Skill level

Average: 3.2 (49 votes)

Panettone is Italy’s version of the traditional English Christmas fruit cake. I was never a huge fan of panettone growing up in Australia, as the majority of the ones you find are processed and store-bought. When I moved to Italy, I noticed that during the festive season, many people bought their panettone at the forno or pasticceria and being able to eat a freshly made one was what eventually convinced me that panettone is actually enjoyable. This recipe comes from my friend Toni Brancatisano. 


  • 200 g (7 oz) sultanas (golden raisins)
  • 125 ml (4 fl oz/½ cup) rum
  • 3 tsp brewer’s yeast
  • 330 ml (11 fl oz) lukewarm water
  • 60 g (2 oz) caster (superfine) sugar
  • 60 g (2 oz/⅓ cup) brown sugar
  • 700 g (1 lb 9 oz/4⅔ cups) ‘00’ flour
  • 3 eggs
  • 175 g (6 oz) soft butter, melted but not hot, plus extra melted butter for glazing
  • olive oil, for greasing
  • finely grated zest of 2 oranges
  • 110 g (4 oz) mixed candied citrus peels, chopped

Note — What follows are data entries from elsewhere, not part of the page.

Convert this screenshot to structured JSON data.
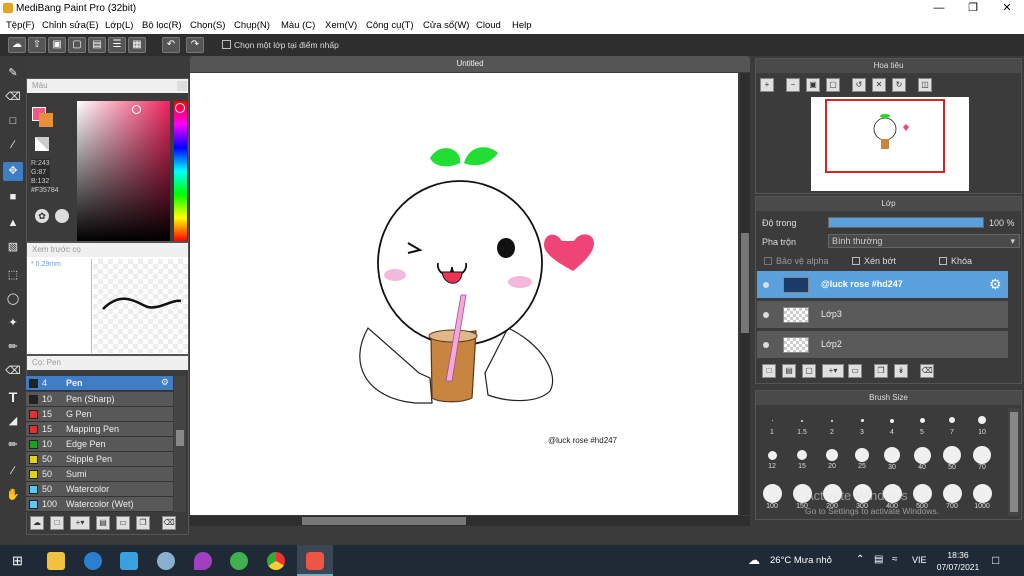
{
  "app": {
    "title": "MediBang Paint Pro (32bit)",
    "doc_title": "Untitled"
  },
  "menu": [
    "Tệp(F)",
    "Chỉnh sửa(E)",
    "Lớp(L)",
    "Bộ lọc(R)",
    "Chọn(S)",
    "Chụp(N)",
    "Màu (C)",
    "Xem(V)",
    "Công cụ(T)",
    "Cửa sổ(W)",
    "Cloud",
    "Help"
  ],
  "toolbar": {
    "checkbox_label": "Chọn một lớp tại điểm nhấp"
  },
  "color_panel": {
    "title": "Màu",
    "r": "R:243",
    "g": "G:87",
    "b": "B:132",
    "hex": "#F35784",
    "main_color": "#f35784",
    "sub_color": "#e6903a"
  },
  "preview_panel": {
    "title": "Xem trước cọ",
    "size": "0.29mm"
  },
  "brush_panel": {
    "title": "Cọ: Pen",
    "items": [
      {
        "size": "4",
        "name": "Pen",
        "color": "#222222",
        "selected": true
      },
      {
        "size": "10",
        "name": "Pen (Sharp)",
        "color": "#222222"
      },
      {
        "size": "15",
        "name": "G Pen",
        "color": "#e03030"
      },
      {
        "size": "15",
        "name": "Mapping Pen",
        "color": "#e03030"
      },
      {
        "size": "10",
        "name": "Edge Pen",
        "color": "#20a020"
      },
      {
        "size": "50",
        "name": "Stipple Pen",
        "color": "#e0d020"
      },
      {
        "size": "50",
        "name": "Sumi",
        "color": "#e0d020"
      },
      {
        "size": "50",
        "name": "Watercolor",
        "color": "#60c8f0"
      },
      {
        "size": "100",
        "name": "Watercolor (Wet)",
        "color": "#60c8f0"
      }
    ]
  },
  "navigator": {
    "title": "Hoa tiêu"
  },
  "layer_panel": {
    "title": "Lớp",
    "opacity_label": "Độ trong",
    "opacity_value": "100 %",
    "opacity": 1.0,
    "blend_label": "Pha trộn",
    "blend_value": "Bình thường",
    "protect_alpha": "Bảo vệ alpha",
    "clipping": "Xén bớt",
    "lock": "Khóa",
    "layers": [
      {
        "name": "@luck rose #hd247",
        "selected": true
      },
      {
        "name": "Lớp3"
      },
      {
        "name": "Lớp2"
      }
    ]
  },
  "brush_size": {
    "title": "Brush Size",
    "row1": [
      "1",
      "1.5",
      "2",
      "3",
      "4",
      "5",
      "7",
      "10"
    ],
    "row2": [
      "12",
      "15",
      "20",
      "25",
      "30",
      "40",
      "50",
      "70"
    ],
    "row3": [
      "100",
      "150",
      "200",
      "300",
      "400",
      "500",
      "700",
      "1000"
    ]
  },
  "canvas": {
    "signature": "@luck rose #hd247"
  },
  "watermark": {
    "line1": "Activate Windows",
    "line2": "Go to Settings to activate Windows."
  },
  "taskbar": {
    "weather": "26°C  Mưa nhỏ",
    "lang": "VIE",
    "time": "18:36",
    "date": "07/07/2021"
  }
}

Cook's notes

Oven temperatures are for conventional; if using fan-forced (convection), reduce the temperature by 20˚C. | We use Australian tablespoons and cups: 1 teaspoon equals 5 ml; 1 tablespoon equals 20 ml; 1 cup equals 250 ml. | All herbs are fresh (unless specified) and cups are lightly packed. | All vegetables are medium size and peeled, unless specified. | All eggs are 55-60 g, unless specified.


Proving time: 1 hour

Rising time: 1 hour

Soak the sultanas in the rum for 20–30 minutes, then drain and set aside; reserve the rum for another use. 

Combine the yeast, water and sugars in a bowl and allow to stand for 10 minutes, or until foamy.

Using an electric stand mixer fitted with a dough hook, mix the flour and eggs until combined. Slowly incorporate the yeast mixture until a dough forms. With the mixer running, slowly add the melted butter and continue kneading until well combined. The dough should be smooth, soft and slightly sticky. If it appears too wet, add a little more flour.

Place the dough in a large oiled bowl, cover with a clean dry tea towel and leave to prove in a warm place for about 1 hour, or until it has doubled in size.

Knock back the dough by giving it a few punches to remove any air bubbles. Sprinkle over the rum soaked sultanas, orange zest and mixed peel. On a lightly floured work surface, knead the fruit into the dough. Continue to knead for 5–10 minutes, adding more flour as necessary, until the dough is soft and pliable, but not sticky.

Form the dough into a smooth ball, then divide into 10 balls of equal weight (about 130 g/4½ oz each). Place each one in an 8 cm (3¼ inch) panettone paper casing on a baking tray. Cover loosely with plastic wrap and leave to rise again for 1 hour in a warm place.

Meanwhile, preheat the oven to 200°C (400°F).

Bake the panettone for 10 minutes, then reduce the oven temperature to 180°C (350°F) and bake for a further 10 minutes.

Reduce the heat again to 160°C (320°F) and bake for another 20 minutes, or until the tops are well browned, and a skewer inserted into a panettone comes out clean. 

Remove from the oven, brush the tops with a little melted butter and leave to cool on a wire rack. 

The panettone are best enjoyed fresh, but can be stored for up to 1 week in an airtight container.


Recipe and images from I Heart Rome by Maria Pasquale (Smith Street Books, hb, $49.99). Enter to win your own copy here. Read Maria's article on her love affair with Rome here.